§ **Required action**
Send back the data below exactly. Drop every picture.

● ● ● ● ● ● ●

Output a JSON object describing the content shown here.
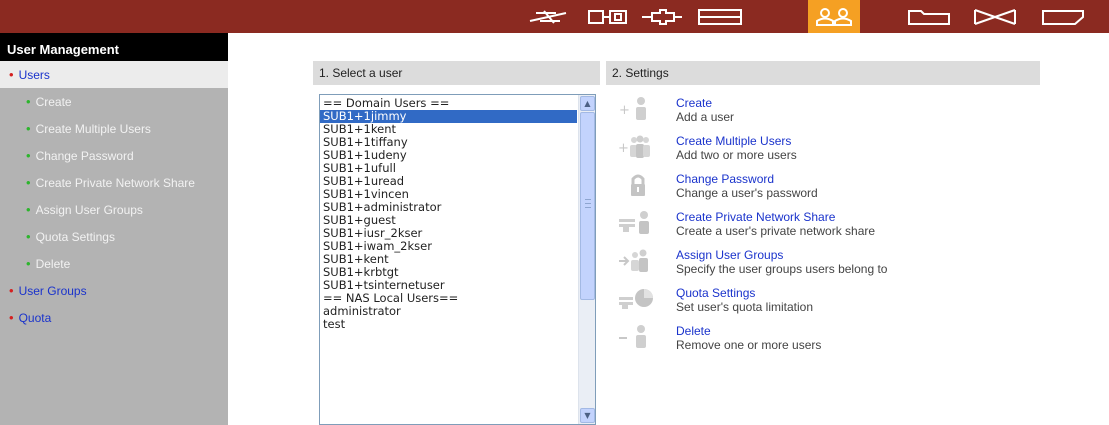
{
  "topnav": {
    "items": [
      {
        "icon": "network-icon",
        "active": false
      },
      {
        "icon": "server-icon",
        "active": false
      },
      {
        "icon": "device-connect-icon",
        "active": false
      },
      {
        "icon": "disk-icon",
        "active": false
      },
      {
        "icon": "users-icon",
        "active": true
      },
      {
        "icon": "folder-icon",
        "active": false
      },
      {
        "icon": "tools-icon",
        "active": false
      },
      {
        "icon": "status-icon",
        "active": false
      }
    ],
    "active_color": "#f5a023",
    "bar_color": "#8b2a21"
  },
  "sidebar": {
    "title": "User Management",
    "items": [
      {
        "label": "Users",
        "level": "top",
        "active": true
      },
      {
        "label": "Create",
        "level": "sub"
      },
      {
        "label": "Create Multiple Users",
        "level": "sub"
      },
      {
        "label": "Change Password",
        "level": "sub"
      },
      {
        "label": "Create Private Network Share",
        "level": "sub"
      },
      {
        "label": "Assign User Groups",
        "level": "sub"
      },
      {
        "label": "Quota Settings",
        "level": "sub"
      },
      {
        "label": "Delete",
        "level": "sub"
      },
      {
        "label": "User Groups",
        "level": "top"
      },
      {
        "label": "Quota",
        "level": "top"
      }
    ]
  },
  "select_user": {
    "heading": "1. Select a user",
    "items": [
      "== Domain Users ==",
      "SUB1+1jimmy",
      "SUB1+1kent",
      "SUB1+1tiffany",
      "SUB1+1udeny",
      "SUB1+1ufull",
      "SUB1+1uread",
      "SUB1+1vincen",
      "SUB1+administrator",
      "SUB1+guest",
      "SUB1+iusr_2kser",
      "SUB1+iwam_2kser",
      "SUB1+kent",
      "SUB1+krbtgt",
      "SUB1+tsinternetuser",
      "== NAS Local Users==",
      "administrator",
      "test"
    ],
    "selected": "SUB1+1jimmy"
  },
  "settings": {
    "heading": "2. Settings",
    "items": [
      {
        "title": "Create",
        "desc": "Add a user",
        "icon": "add-user-icon"
      },
      {
        "title": "Create Multiple Users",
        "desc": "Add two or more users",
        "icon": "add-multiple-users-icon"
      },
      {
        "title": "Change Password",
        "desc": "Change a user's password",
        "icon": "padlock-icon"
      },
      {
        "title": "Create Private Network Share",
        "desc": "Create a user's private network share",
        "icon": "private-share-icon"
      },
      {
        "title": "Assign User Groups",
        "desc": "Specify the user groups users belong to",
        "icon": "assign-groups-icon"
      },
      {
        "title": "Quota Settings",
        "desc": "Set user's quota limitation",
        "icon": "quota-pie-icon"
      },
      {
        "title": "Delete",
        "desc": "Remove one or more users",
        "icon": "remove-user-icon"
      }
    ]
  }
}
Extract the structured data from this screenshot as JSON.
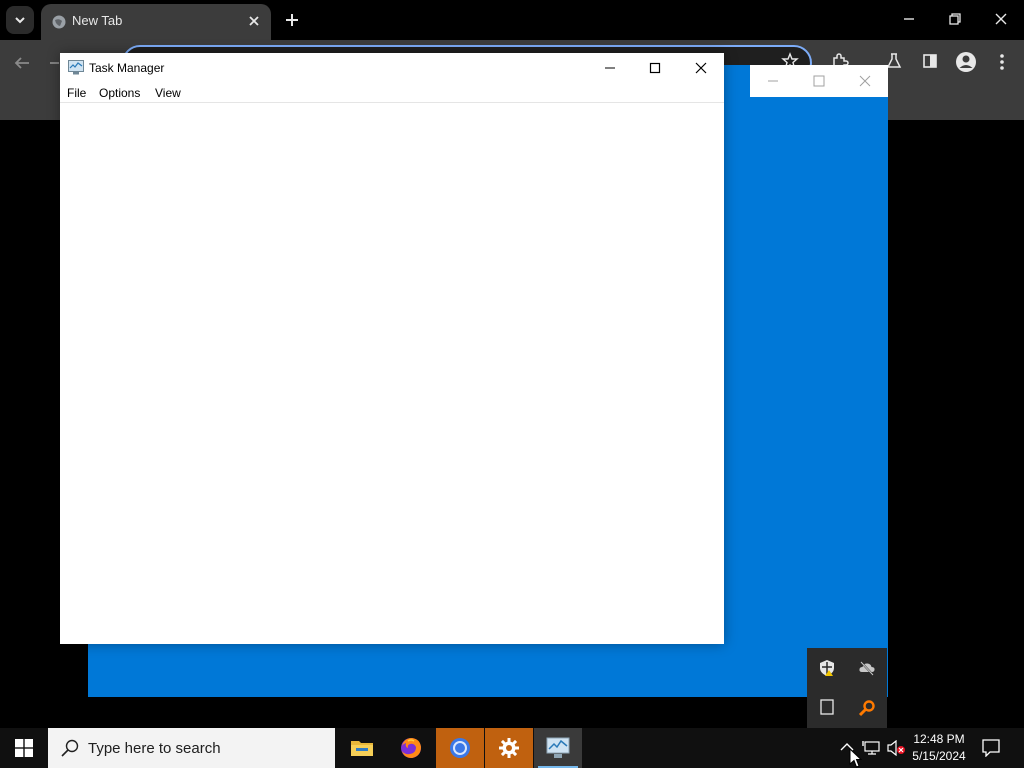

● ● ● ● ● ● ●

§ **Exercise solution**
Output a JSON object describing the content shown here.
{
  "topnav": {
    "items": [
      {
        "icon": "network-icon",
        "active": false
      },
      {
        "icon": "server-icon",
        "active": false
      },
      {
        "icon": "device-connect-icon",
        "active": false
      },
      {
        "icon": "disk-icon",
        "active": false
      },
      {
        "icon": "users-icon",
        "active": true
      },
      {
        "icon": "folder-icon",
        "active": false
      },
      {
        "icon": "tools-icon",
        "active": false
      },
      {
        "icon": "status-icon",
        "active": false
      }
    ],
    "active_color": "#f5a023",
    "bar_color": "#8b2a21"
  },
  "sidebar": {
    "title": "User Management",
    "items": [
      {
        "label": "Users",
        "level": "top",
        "active": true
      },
      {
        "label": "Create",
        "level": "sub"
      },
      {
        "label": "Create Multiple Users",
        "level": "sub"
      },
      {
        "label": "Change Password",
        "level": "sub"
      },
      {
        "label": "Create Private Network Share",
        "level": "sub"
      },
      {
        "label": "Assign User Groups",
        "level": "sub"
      },
      {
        "label": "Quota Settings",
        "level": "sub"
      },
      {
        "label": "Delete",
        "level": "sub"
      },
      {
        "label": "User Groups",
        "level": "top"
      },
      {
        "label": "Quota",
        "level": "top"
      }
    ]
  },
  "select_user": {
    "heading": "1. Select a user",
    "items": [
      "== Domain Users ==",
      "SUB1+1jimmy",
      "SUB1+1kent",
      "SUB1+1tiffany",
      "SUB1+1udeny",
      "SUB1+1ufull",
      "SUB1+1uread",
      "SUB1+1vincen",
      "SUB1+administrator",
      "SUB1+guest",
      "SUB1+iusr_2kser",
      "SUB1+iwam_2kser",
      "SUB1+kent",
      "SUB1+krbtgt",
      "SUB1+tsinternetuser",
      "== NAS Local Users==",
      "administrator",
      "test"
    ],
    "selected": "SUB1+1jimmy"
  },
  "settings": {
    "heading": "2. Settings",
    "items": [
      {
        "title": "Create",
        "desc": "Add a user",
        "icon": "add-user-icon"
      },
      {
        "title": "Create Multiple Users",
        "desc": "Add two or more users",
        "icon": "add-multiple-users-icon"
      },
      {
        "title": "Change Password",
        "desc": "Change a user's password",
        "icon": "padlock-icon"
      },
      {
        "title": "Create Private Network Share",
        "desc": "Create a user's private network share",
        "icon": "private-share-icon"
      },
      {
        "title": "Assign User Groups",
        "desc": "Specify the user groups users belong to",
        "icon": "assign-groups-icon"
      },
      {
        "title": "Quota Settings",
        "desc": "Set user's quota limitation",
        "icon": "quota-pie-icon"
      },
      {
        "title": "Delete",
        "desc": "Remove one or more users",
        "icon": "remove-user-icon"
      }
    ]
  }
}
Extract the structured data from this screenshot as JSON.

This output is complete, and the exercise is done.